The research design is quasi-experimental and studies a naturally occurring intervention on a self-selected sample. The intervention is visual arts training (minimum of 9 hours/week). The outcome measure is spatial reasoning in the arts and in geometry.The treated vs. untreated control conditions test for whether any kind of intensive treatment has the same effects. See description of control conditions under Setting.

The study is designed to test the causal hypothesis that instruction in visual arts strengthens spatial reasoning which can then be applied to geometric reasoning. The research design will also includes the identification of associative/correlational relationships within groups. The study also has a qualitative component in that we will be conducting in-depth “loud thinking” interviews with a small sample of students in each testing condition.

The study uses a battery of measures. A geometry visualization measure consists of release items from TIMSS, PISA, NAEP and original items created in conjunction with advisory board members. An art visualization measure, created in conjunction with artist/art educator consultants, assesses aspects of artistic visual/spatial reasoning: identifying the light source, drawing shadows, identifying reflections, imagining new perspectives, completing a scene, identifying the rhythm and shapes underlying compositions, and stretching/compressing compositions. Three standardized spatial reasoning tests provide a validity check for the spatial nature of the art and geometry items: a water level test, a paper folding test, and a mental rotation test. Two control tests are also included: the vocabulary subtest of Kaufman Brief Intelligence test, and the Reading the Mind in the Eyes test. The project also uses a custom-designed self-completion questionnaire for all participants

We will analyze a set of hypotheses about the relative performance of treatment, treated control, and untreated control groups using factor analyses, correlational analyses, analyses of variance, and SEM analyses. We will develop scoring rubrics and coding categories for analyzing the qualitative data that we will obtain from the loud-thinking interviews.

Publications & Presentations: 

Goldsmith, L.T., Hetland, L., & Winner, E. (2009, April). Learning in Visual Arts and Geometry: Designing a Transfer Study. Presented at AERA annual conference, San Diego, CA, in R. Siegesmund (Chair). Reaching out/crossing borders in visual arts research.

Winner, E, Hetland, L., & Goldsmith, L.T. (2009, April). Designing a test of spatial visualization for visual arts. Presented at NAEA annual conference, Minneapolis, MN, in Learning in Visual Arts: What and How.

Hetland, L. (2009). A Trail of Three Studies: How One Research Leads to Another.
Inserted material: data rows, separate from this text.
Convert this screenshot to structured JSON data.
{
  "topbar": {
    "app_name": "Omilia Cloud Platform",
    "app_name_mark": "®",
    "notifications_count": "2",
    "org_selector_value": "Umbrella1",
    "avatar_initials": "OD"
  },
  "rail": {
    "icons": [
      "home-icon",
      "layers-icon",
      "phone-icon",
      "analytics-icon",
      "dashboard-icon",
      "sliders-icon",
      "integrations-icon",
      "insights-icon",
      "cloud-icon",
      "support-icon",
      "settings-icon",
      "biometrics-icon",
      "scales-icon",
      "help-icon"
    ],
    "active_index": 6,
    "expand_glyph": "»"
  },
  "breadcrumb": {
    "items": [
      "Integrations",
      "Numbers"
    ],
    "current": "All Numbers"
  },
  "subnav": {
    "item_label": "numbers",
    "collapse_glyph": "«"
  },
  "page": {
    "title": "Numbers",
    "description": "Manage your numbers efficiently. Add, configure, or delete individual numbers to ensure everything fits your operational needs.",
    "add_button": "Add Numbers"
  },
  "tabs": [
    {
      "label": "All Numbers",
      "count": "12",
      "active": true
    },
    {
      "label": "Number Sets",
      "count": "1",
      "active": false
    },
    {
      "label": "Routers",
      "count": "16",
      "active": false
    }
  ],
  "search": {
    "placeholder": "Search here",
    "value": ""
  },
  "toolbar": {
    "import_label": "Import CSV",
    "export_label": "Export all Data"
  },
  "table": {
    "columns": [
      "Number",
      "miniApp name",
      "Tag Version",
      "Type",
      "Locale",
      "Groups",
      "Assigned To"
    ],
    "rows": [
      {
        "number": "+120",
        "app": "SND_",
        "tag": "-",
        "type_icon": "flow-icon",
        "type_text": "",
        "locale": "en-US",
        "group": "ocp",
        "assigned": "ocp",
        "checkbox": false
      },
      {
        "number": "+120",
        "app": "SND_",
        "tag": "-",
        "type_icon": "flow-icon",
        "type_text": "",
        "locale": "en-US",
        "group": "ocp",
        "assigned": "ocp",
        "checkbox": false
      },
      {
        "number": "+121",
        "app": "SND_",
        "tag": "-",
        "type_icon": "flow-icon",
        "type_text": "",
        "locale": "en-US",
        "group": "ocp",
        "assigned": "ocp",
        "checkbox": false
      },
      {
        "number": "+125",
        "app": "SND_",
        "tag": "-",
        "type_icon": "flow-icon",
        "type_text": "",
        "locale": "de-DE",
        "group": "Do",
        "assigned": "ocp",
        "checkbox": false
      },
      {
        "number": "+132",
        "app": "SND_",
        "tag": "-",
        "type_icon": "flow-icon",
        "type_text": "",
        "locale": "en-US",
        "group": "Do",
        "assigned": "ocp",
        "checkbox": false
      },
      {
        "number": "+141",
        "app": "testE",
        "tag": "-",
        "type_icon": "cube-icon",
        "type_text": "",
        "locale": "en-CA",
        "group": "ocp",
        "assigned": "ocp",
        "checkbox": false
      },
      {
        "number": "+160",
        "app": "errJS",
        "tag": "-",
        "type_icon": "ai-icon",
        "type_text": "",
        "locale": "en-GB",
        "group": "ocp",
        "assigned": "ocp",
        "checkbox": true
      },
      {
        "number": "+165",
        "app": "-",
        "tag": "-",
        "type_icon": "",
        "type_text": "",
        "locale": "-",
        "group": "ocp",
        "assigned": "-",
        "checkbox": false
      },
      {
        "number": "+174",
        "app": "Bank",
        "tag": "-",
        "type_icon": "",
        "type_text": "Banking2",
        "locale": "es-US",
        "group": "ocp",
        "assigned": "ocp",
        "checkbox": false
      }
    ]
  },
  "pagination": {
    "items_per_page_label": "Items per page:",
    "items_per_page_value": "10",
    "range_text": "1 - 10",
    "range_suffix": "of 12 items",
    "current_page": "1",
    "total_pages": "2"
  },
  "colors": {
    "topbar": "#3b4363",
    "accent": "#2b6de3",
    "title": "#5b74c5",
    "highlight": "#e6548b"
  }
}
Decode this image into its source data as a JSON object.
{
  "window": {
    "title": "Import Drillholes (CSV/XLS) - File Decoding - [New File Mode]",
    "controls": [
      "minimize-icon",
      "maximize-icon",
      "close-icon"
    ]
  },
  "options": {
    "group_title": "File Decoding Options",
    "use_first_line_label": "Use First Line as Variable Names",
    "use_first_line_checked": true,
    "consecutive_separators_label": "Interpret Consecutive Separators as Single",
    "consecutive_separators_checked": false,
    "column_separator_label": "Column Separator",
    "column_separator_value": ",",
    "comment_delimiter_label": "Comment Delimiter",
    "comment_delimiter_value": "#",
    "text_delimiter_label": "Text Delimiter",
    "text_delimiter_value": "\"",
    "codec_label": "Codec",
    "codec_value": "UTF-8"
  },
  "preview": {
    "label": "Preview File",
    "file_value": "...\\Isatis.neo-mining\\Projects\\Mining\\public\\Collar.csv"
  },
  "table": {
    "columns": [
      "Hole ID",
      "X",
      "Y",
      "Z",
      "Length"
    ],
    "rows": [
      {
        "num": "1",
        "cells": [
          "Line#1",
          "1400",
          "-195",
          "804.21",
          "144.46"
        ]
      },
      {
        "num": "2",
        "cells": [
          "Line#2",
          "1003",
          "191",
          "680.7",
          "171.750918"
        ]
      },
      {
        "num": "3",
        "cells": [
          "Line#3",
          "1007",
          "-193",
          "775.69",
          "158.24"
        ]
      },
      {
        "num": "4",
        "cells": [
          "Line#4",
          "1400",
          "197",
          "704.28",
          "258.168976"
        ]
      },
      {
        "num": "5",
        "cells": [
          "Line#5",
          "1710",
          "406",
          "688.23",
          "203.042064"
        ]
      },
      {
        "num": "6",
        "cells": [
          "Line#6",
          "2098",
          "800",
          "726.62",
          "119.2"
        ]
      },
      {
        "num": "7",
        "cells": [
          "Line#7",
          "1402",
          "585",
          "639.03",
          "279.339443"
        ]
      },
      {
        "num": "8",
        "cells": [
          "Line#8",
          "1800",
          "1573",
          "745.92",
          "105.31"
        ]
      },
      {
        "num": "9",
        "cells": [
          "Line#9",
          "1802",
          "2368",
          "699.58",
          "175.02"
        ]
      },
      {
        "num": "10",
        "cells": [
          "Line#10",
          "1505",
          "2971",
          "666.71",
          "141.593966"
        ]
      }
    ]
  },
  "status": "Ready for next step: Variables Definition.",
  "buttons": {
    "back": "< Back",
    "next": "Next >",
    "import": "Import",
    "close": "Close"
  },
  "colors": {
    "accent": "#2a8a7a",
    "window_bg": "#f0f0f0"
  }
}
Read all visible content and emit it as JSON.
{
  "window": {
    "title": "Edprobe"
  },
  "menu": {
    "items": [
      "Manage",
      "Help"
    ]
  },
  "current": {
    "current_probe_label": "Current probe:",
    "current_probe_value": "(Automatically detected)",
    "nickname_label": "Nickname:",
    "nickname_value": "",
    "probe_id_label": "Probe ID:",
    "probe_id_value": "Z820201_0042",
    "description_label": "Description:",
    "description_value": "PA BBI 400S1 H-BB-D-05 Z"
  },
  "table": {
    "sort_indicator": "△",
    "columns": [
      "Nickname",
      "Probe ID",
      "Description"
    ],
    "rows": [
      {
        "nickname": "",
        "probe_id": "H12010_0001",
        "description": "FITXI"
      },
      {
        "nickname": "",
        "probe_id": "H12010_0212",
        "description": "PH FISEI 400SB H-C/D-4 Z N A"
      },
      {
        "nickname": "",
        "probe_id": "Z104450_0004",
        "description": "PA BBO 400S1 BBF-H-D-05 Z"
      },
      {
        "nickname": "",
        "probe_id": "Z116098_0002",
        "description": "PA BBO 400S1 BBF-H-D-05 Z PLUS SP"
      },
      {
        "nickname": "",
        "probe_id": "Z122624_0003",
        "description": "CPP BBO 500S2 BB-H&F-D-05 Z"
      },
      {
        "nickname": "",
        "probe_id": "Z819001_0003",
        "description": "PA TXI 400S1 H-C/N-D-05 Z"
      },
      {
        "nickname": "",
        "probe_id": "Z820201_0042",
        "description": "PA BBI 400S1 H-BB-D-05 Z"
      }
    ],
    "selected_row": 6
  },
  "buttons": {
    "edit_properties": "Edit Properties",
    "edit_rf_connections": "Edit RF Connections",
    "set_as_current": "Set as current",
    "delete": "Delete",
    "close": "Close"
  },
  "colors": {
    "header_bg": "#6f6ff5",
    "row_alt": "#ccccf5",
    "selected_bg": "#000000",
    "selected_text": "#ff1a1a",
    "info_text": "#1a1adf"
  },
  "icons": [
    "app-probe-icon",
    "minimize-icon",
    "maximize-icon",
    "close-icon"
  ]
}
Cultuur + Educatie (in Dutch).

Other Products: 

Two products will result from this work: a geometric reasoning measure test (built on a compilation of standardized test items) assessing the kind of spatial reasoning used in geometry; this test will require little or no verbal, memorized knowledge of rules, terms, or formulae; and an art visualization test assessing the kind of spatial reasoning used in creating and responding to visual art.